Stored dataset items:
————

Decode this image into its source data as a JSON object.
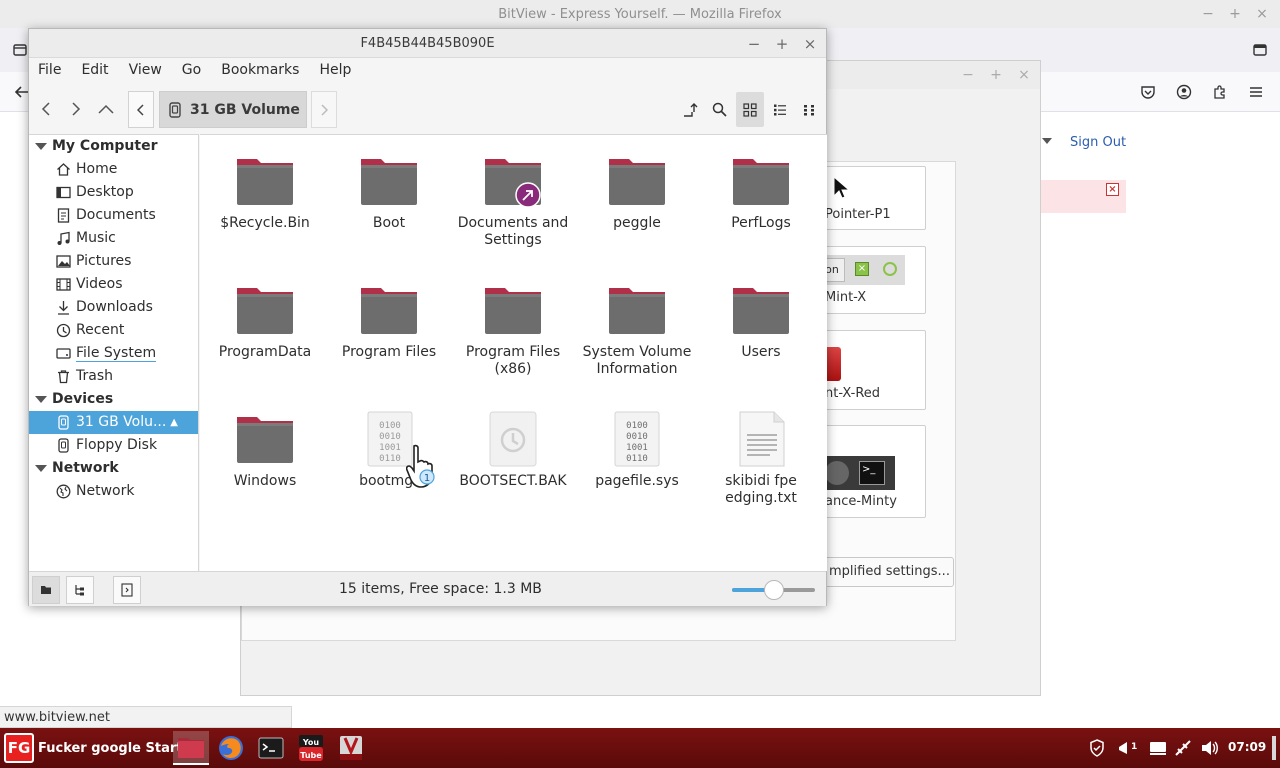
{
  "firefox": {
    "title": "BitView - Express Yourself. — Mozilla Firefox",
    "sign_out": "Sign Out",
    "status_url": "www.bitview.net"
  },
  "themes_window": {
    "tiles": [
      "Pointer-P1",
      "Mint-X",
      "nt-X-Red",
      "ance-Minty"
    ],
    "button_label": "on",
    "simplified_button": "mplified settings..."
  },
  "nemo": {
    "title": "F4B45B44B45B090E",
    "menu": [
      "File",
      "Edit",
      "View",
      "Go",
      "Bookmarks",
      "Help"
    ],
    "path": "31 GB Volume",
    "sidebar": {
      "my_computer": "My Computer",
      "places": [
        {
          "label": "Home",
          "icon": "home-icon"
        },
        {
          "label": "Desktop",
          "icon": "desktop-icon"
        },
        {
          "label": "Documents",
          "icon": "documents-icon"
        },
        {
          "label": "Music",
          "icon": "music-icon"
        },
        {
          "label": "Pictures",
          "icon": "pictures-icon"
        },
        {
          "label": "Videos",
          "icon": "videos-icon"
        },
        {
          "label": "Downloads",
          "icon": "downloads-icon"
        },
        {
          "label": "Recent",
          "icon": "recent-icon"
        },
        {
          "label": "File System",
          "icon": "filesystem-icon"
        },
        {
          "label": "Trash",
          "icon": "trash-icon"
        }
      ],
      "devices": "Devices",
      "device_items": [
        {
          "label": "31 GB Volu...",
          "icon": "drive-icon"
        },
        {
          "label": "Floppy Disk",
          "icon": "floppy-icon"
        }
      ],
      "network": "Network",
      "network_items": [
        {
          "label": "Network",
          "icon": "network-icon"
        }
      ]
    },
    "files": [
      {
        "name": "$Recycle.Bin",
        "type": "folder"
      },
      {
        "name": "Boot",
        "type": "folder"
      },
      {
        "name": "Documents and Settings",
        "type": "folder-link"
      },
      {
        "name": "peggle",
        "type": "folder"
      },
      {
        "name": "PerfLogs",
        "type": "folder"
      },
      {
        "name": "ProgramData",
        "type": "folder"
      },
      {
        "name": "Program Files",
        "type": "folder"
      },
      {
        "name": "Program Files (x86)",
        "type": "folder"
      },
      {
        "name": "System Volume Information",
        "type": "folder"
      },
      {
        "name": "Users",
        "type": "folder"
      },
      {
        "name": "Windows",
        "type": "folder"
      },
      {
        "name": "bootmgr",
        "type": "binary"
      },
      {
        "name": "BOOTSECT.BAK",
        "type": "backup"
      },
      {
        "name": "pagefile.sys",
        "type": "binary"
      },
      {
        "name": "skibidi fpe edging.txt",
        "type": "text"
      }
    ],
    "status": "15 items, Free space: 1.3 MB",
    "zoom_level": 0.5
  },
  "taskbar": {
    "start_label": "Fucker google Start",
    "start_logo": "FG",
    "clock": "07:09"
  },
  "colors": {
    "folder_body": "#6d6d6d",
    "folder_tab": "#b0304a",
    "selection": "#4ca4db",
    "taskbar": "#6a0e0e"
  }
}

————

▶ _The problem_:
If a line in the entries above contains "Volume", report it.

▶ _Result below_:
    "path": "31 GB Volume",
        "name": "System Volume Information",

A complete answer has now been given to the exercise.